**Given data**

▼

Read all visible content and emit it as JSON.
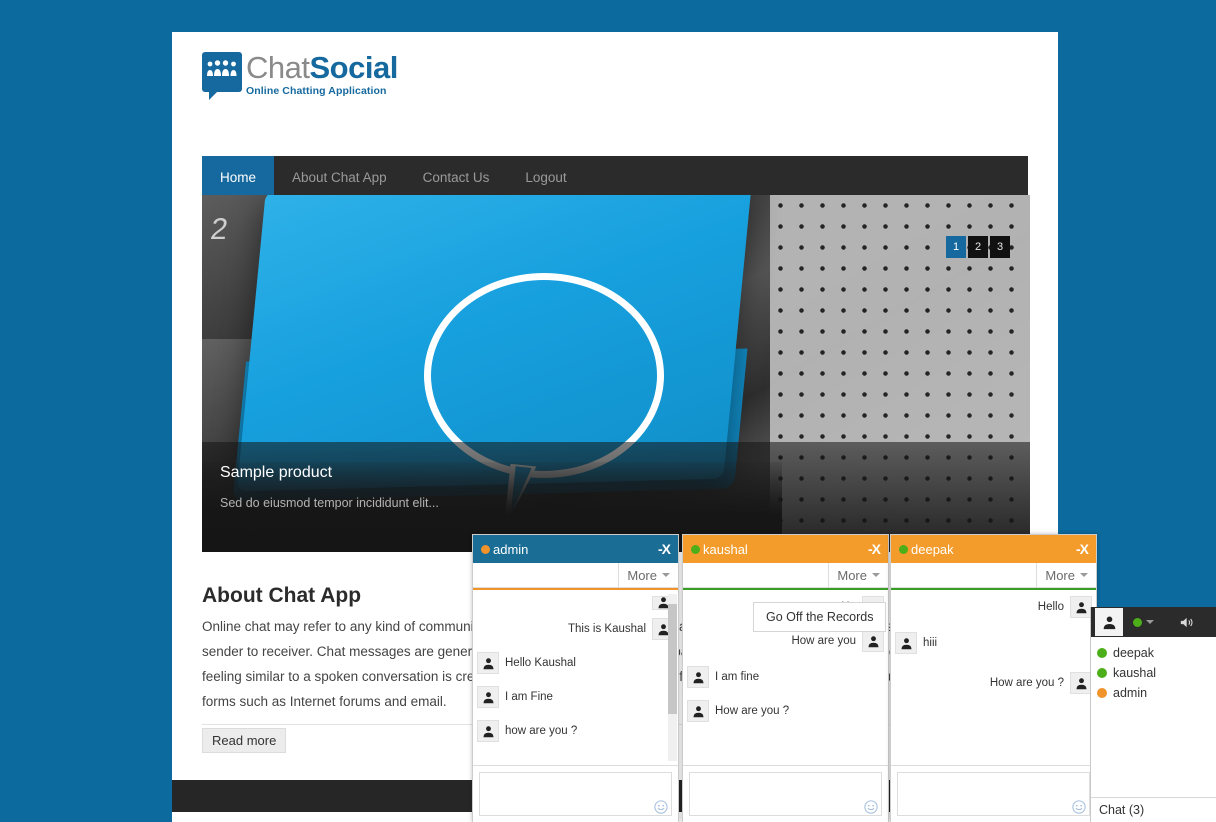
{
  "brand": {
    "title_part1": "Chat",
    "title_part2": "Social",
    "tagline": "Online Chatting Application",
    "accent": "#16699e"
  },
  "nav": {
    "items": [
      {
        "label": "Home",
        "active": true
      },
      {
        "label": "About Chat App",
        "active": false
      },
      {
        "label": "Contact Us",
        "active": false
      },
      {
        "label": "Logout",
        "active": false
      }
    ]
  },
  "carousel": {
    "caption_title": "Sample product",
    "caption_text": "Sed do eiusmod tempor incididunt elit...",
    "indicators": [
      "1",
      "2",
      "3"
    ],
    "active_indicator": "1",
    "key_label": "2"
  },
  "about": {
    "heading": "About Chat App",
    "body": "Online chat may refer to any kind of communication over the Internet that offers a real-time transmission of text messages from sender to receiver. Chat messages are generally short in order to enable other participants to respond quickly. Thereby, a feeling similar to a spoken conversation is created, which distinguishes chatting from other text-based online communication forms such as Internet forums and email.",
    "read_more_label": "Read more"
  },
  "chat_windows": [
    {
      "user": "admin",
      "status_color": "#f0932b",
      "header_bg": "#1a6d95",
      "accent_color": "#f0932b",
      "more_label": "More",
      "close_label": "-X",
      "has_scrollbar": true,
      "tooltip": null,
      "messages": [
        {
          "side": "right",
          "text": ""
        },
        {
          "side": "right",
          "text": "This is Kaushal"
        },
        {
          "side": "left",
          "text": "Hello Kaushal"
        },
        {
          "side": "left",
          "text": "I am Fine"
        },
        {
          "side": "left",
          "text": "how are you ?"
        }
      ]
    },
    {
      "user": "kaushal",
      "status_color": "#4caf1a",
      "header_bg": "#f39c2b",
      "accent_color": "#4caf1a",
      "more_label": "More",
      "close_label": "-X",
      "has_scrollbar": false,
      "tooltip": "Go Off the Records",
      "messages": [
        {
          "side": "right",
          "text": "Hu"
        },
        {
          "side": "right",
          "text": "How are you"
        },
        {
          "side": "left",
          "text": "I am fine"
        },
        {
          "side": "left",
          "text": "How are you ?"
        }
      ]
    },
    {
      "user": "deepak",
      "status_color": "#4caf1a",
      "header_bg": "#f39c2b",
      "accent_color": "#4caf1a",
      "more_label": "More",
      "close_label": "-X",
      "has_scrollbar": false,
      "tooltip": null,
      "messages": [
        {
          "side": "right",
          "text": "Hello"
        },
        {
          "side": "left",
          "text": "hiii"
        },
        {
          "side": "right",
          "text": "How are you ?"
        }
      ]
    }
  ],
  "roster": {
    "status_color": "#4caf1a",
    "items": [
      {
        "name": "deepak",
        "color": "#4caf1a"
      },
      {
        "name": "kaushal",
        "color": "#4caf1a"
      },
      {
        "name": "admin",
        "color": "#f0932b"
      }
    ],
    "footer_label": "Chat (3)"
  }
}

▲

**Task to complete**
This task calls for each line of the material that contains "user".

**Completed task**
      "user": "admin",
      "user": "kaushal",
      "user": "deepak",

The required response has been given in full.